Web page and app entries
####################

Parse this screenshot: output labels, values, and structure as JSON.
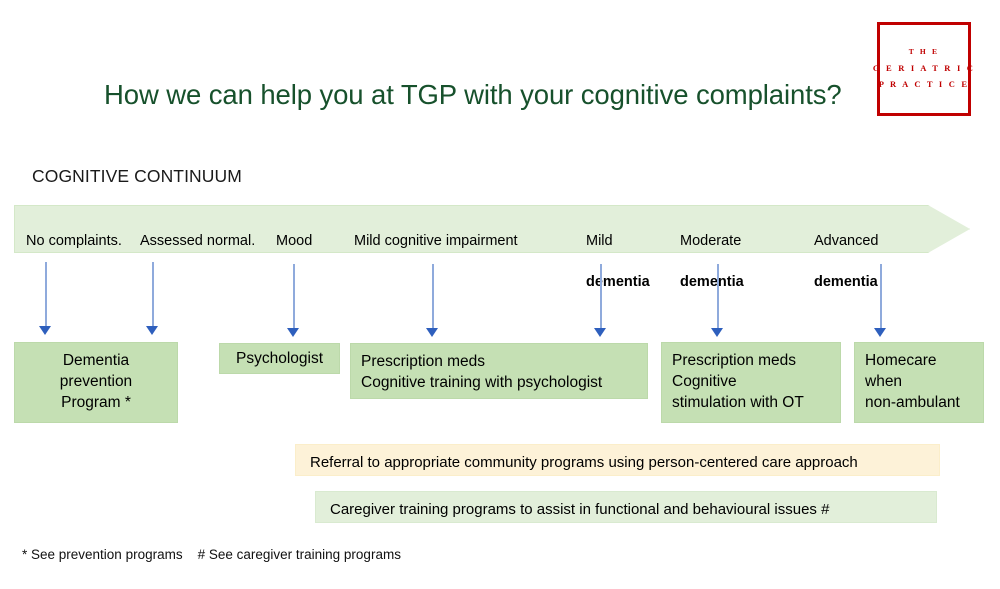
{
  "logo": {
    "line1": "T H E",
    "line2": "G E R I A T R I C",
    "line3": "P R A C T I C E",
    "color": "#c00000"
  },
  "title": {
    "text": "How we can help you at TGP with your cognitive complaints?",
    "color": "#17512c"
  },
  "section": {
    "label": "COGNITIVE CONTINUUM"
  },
  "continuum": {
    "fill": "#e2efda",
    "stages": [
      {
        "line1": "No complaints.",
        "line2": ""
      },
      {
        "line1": "Assessed normal.",
        "line2": ""
      },
      {
        "line1": "Mood",
        "line2": ""
      },
      {
        "line1": "Mild cognitive impairment",
        "line2": ""
      },
      {
        "line1": "Mild",
        "line2": "dementia"
      },
      {
        "line1": "Moderate",
        "line2": "dementia"
      },
      {
        "line1": "Advanced",
        "line2": "dementia"
      }
    ]
  },
  "arrows": {
    "color_shaft": "#8faadc",
    "color_head": "#2e5fbd",
    "count": 7
  },
  "service_boxes": [
    {
      "text": "Dementia\nprevention\nProgram *",
      "align": "center"
    },
    {
      "text": "Psychologist",
      "align": "center"
    },
    {
      "text": "Prescription meds\nCognitive training with psychologist",
      "align": "left"
    },
    {
      "text": "Prescription meds\nCognitive\nstimulation with OT",
      "align": "left"
    },
    {
      "text": "Homecare\nwhen\nnon-ambulant",
      "align": "left"
    }
  ],
  "banners": [
    {
      "text": "Referral to appropriate community programs using person-centered care approach",
      "style": "cream",
      "color": "#fdf2d8"
    },
    {
      "text": "Caregiver training programs to assist in functional and behavioural issues #",
      "style": "green",
      "color": "#e2efda"
    }
  ],
  "footnote": {
    "text": "* See prevention programs    # See caregiver training programs"
  }
}
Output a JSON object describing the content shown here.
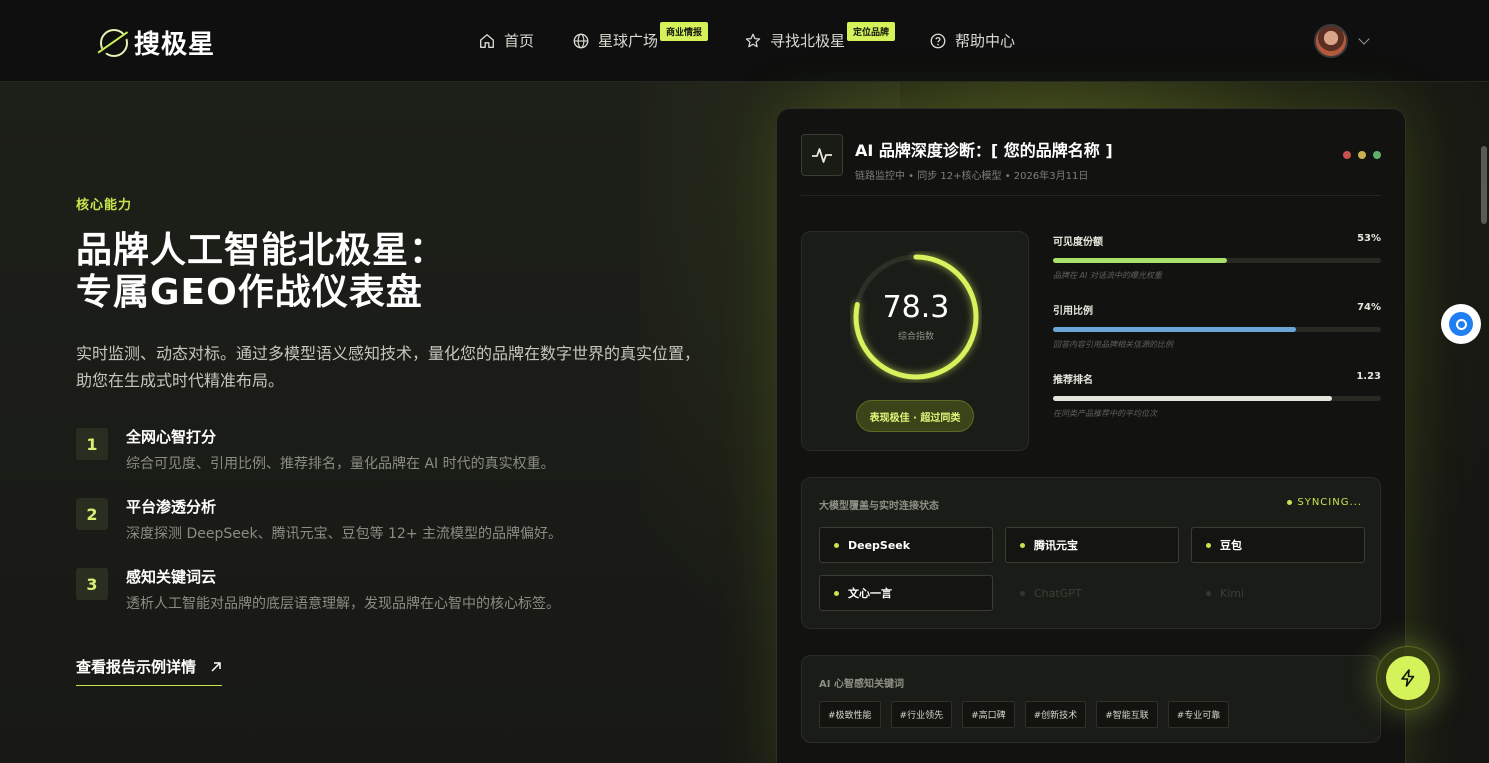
{
  "header": {
    "logo_text": "搜极星",
    "nav": [
      {
        "label": "首页",
        "icon": "home-icon"
      },
      {
        "label": "星球广场",
        "icon": "globe-icon",
        "badge": "商业情报"
      },
      {
        "label": "寻找北极星",
        "icon": "star-icon",
        "badge": "定位品牌"
      },
      {
        "label": "帮助中心",
        "icon": "help-circle-icon"
      }
    ]
  },
  "hero": {
    "eyebrow": "核心能力",
    "title_line1": "品牌人工智能北极星：",
    "title_line2": "专属GEO作战仪表盘",
    "description": "实时监测、动态对标。通过多模型语义感知技术，量化您的品牌在数字世界的真实位置，助您在生成式时代精准布局。",
    "features": [
      {
        "num": "1",
        "title": "全网心智打分",
        "desc": "综合可见度、引用比例、推荐排名，量化品牌在 AI 时代的真实权重。"
      },
      {
        "num": "2",
        "title": "平台渗透分析",
        "desc": "深度探测 DeepSeek、腾讯元宝、豆包等 12+ 主流模型的品牌偏好。"
      },
      {
        "num": "3",
        "title": "感知关键词云",
        "desc": "透析人工智能对品牌的底层语意理解，发现品牌在心智中的核心标签。"
      }
    ],
    "report_link": "查看报告示例详情"
  },
  "dashboard": {
    "title": "AI 品牌深度诊断：[ 您的品牌名称 ]",
    "subtitle": "链路监控中 • 同步 12+核心模型 • 2026年3月11日",
    "window_dots": [
      "#c9524d",
      "#c9b24d",
      "#5fae6b"
    ],
    "score": {
      "value": "78.3",
      "label": "综合指数",
      "fraction": 0.783,
      "pill": "表现极佳 · 超过同类"
    },
    "metrics": [
      {
        "name": "可见度份额",
        "value": "53%",
        "fraction": 0.53,
        "color": "#a9e06a",
        "note": "品牌在 AI 对话流中的曝光权重"
      },
      {
        "name": "引用比例",
        "value": "74%",
        "fraction": 0.74,
        "color": "#6aa7d6",
        "note": "回答内容引用品牌相关信源的比例"
      },
      {
        "name": "推荐排名",
        "value": "1.23",
        "fraction": 0.85,
        "color": "#e3e5dc",
        "note": "在同类产品推荐中的平均位次"
      }
    ],
    "models": {
      "title": "大模型覆盖与实时连接状态",
      "status": "SYNCING...",
      "items": [
        {
          "name": "DeepSeek",
          "active": true
        },
        {
          "name": "腾讯元宝",
          "active": true
        },
        {
          "name": "豆包",
          "active": true
        },
        {
          "name": "文心一言",
          "active": true
        },
        {
          "name": "ChatGPT",
          "active": false
        },
        {
          "name": "Kimi",
          "active": false
        }
      ]
    },
    "keywords": {
      "title": "AI 心智感知关键词",
      "tags": [
        "#极致性能",
        "#行业领先",
        "#高口碑",
        "#创新技术",
        "#智能互联",
        "#专业可靠"
      ]
    }
  },
  "colors": {
    "accent": "#c6e64f",
    "background": "#161713",
    "card": "#121311"
  }
}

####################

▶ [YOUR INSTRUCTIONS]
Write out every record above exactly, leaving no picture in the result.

▶ [ANSWER FOR THIS EXERCISE]
Parse this screenshot: output labels, values, and structure as JSON.
{
  "logo": {
    "line1": "T H E",
    "line2": "G E R I A T R I C",
    "line3": "P R A C T I C E",
    "color": "#c00000"
  },
  "title": {
    "text": "How we can help you at TGP with your cognitive complaints?",
    "color": "#17512c"
  },
  "section": {
    "label": "COGNITIVE CONTINUUM"
  },
  "continuum": {
    "fill": "#e2efda",
    "stages": [
      {
        "line1": "No complaints.",
        "line2": ""
      },
      {
        "line1": "Assessed normal.",
        "line2": ""
      },
      {
        "line1": "Mood",
        "line2": ""
      },
      {
        "line1": "Mild cognitive impairment",
        "line2": ""
      },
      {
        "line1": "Mild",
        "line2": "dementia"
      },
      {
        "line1": "Moderate",
        "line2": "dementia"
      },
      {
        "line1": "Advanced",
        "line2": "dementia"
      }
    ]
  },
  "arrows": {
    "color_shaft": "#8faadc",
    "color_head": "#2e5fbd",
    "count": 7
  },
  "service_boxes": [
    {
      "text": "Dementia\nprevention\nProgram *",
      "align": "center"
    },
    {
      "text": "Psychologist",
      "align": "center"
    },
    {
      "text": "Prescription meds\nCognitive training with psychologist",
      "align": "left"
    },
    {
      "text": "Prescription meds\nCognitive\nstimulation with OT",
      "align": "left"
    },
    {
      "text": "Homecare\nwhen\nnon-ambulant",
      "align": "left"
    }
  ],
  "banners": [
    {
      "text": "Referral to appropriate community programs using person-centered care approach",
      "style": "cream",
      "color": "#fdf2d8"
    },
    {
      "text": "Caregiver training programs to assist in functional and behavioural issues #",
      "style": "green",
      "color": "#e2efda"
    }
  ],
  "footnote": {
    "text": "* See prevention programs    # See caregiver training programs"
  }
}
Output a JSON object describing the content shown here.
{
  "header": {
    "logo_text": "搜极星",
    "nav": [
      {
        "label": "首页",
        "icon": "home-icon"
      },
      {
        "label": "星球广场",
        "icon": "globe-icon",
        "badge": "商业情报"
      },
      {
        "label": "寻找北极星",
        "icon": "star-icon",
        "badge": "定位品牌"
      },
      {
        "label": "帮助中心",
        "icon": "help-circle-icon"
      }
    ]
  },
  "hero": {
    "eyebrow": "核心能力",
    "title_line1": "品牌人工智能北极星：",
    "title_line2": "专属GEO作战仪表盘",
    "description": "实时监测、动态对标。通过多模型语义感知技术，量化您的品牌在数字世界的真实位置，助您在生成式时代精准布局。",
    "features": [
      {
        "num": "1",
        "title": "全网心智打分",
        "desc": "综合可见度、引用比例、推荐排名，量化品牌在 AI 时代的真实权重。"
      },
      {
        "num": "2",
        "title": "平台渗透分析",
        "desc": "深度探测 DeepSeek、腾讯元宝、豆包等 12+ 主流模型的品牌偏好。"
      },
      {
        "num": "3",
        "title": "感知关键词云",
        "desc": "透析人工智能对品牌的底层语意理解，发现品牌在心智中的核心标签。"
      }
    ],
    "report_link": "查看报告示例详情"
  },
  "dashboard": {
    "title": "AI 品牌深度诊断：[ 您的品牌名称 ]",
    "subtitle": "链路监控中 • 同步 12+核心模型 • 2026年3月11日",
    "window_dots": [
      "#c9524d",
      "#c9b24d",
      "#5fae6b"
    ],
    "score": {
      "value": "78.3",
      "label": "综合指数",
      "fraction": 0.783,
      "pill": "表现极佳 · 超过同类"
    },
    "metrics": [
      {
        "name": "可见度份额",
        "value": "53%",
        "fraction": 0.53,
        "color": "#a9e06a",
        "note": "品牌在 AI 对话流中的曝光权重"
      },
      {
        "name": "引用比例",
        "value": "74%",
        "fraction": 0.74,
        "color": "#6aa7d6",
        "note": "回答内容引用品牌相关信源的比例"
      },
      {
        "name": "推荐排名",
        "value": "1.23",
        "fraction": 0.85,
        "color": "#e3e5dc",
        "note": "在同类产品推荐中的平均位次"
      }
    ],
    "models": {
      "title": "大模型覆盖与实时连接状态",
      "status": "SYNCING...",
      "items": [
        {
          "name": "DeepSeek",
          "active": true
        },
        {
          "name": "腾讯元宝",
          "active": true
        },
        {
          "name": "豆包",
          "active": true
        },
        {
          "name": "文心一言",
          "active": true
        },
        {
          "name": "ChatGPT",
          "active": false
        },
        {
          "name": "Kimi",
          "active": false
        }
      ]
    },
    "keywords": {
      "title": "AI 心智感知关键词",
      "tags": [
        "#极致性能",
        "#行业领先",
        "#高口碑",
        "#创新技术",
        "#智能互联",
        "#专业可靠"
      ]
    }
  },
  "colors": {
    "accent": "#c6e64f",
    "background": "#161713",
    "card": "#121311"
  }
}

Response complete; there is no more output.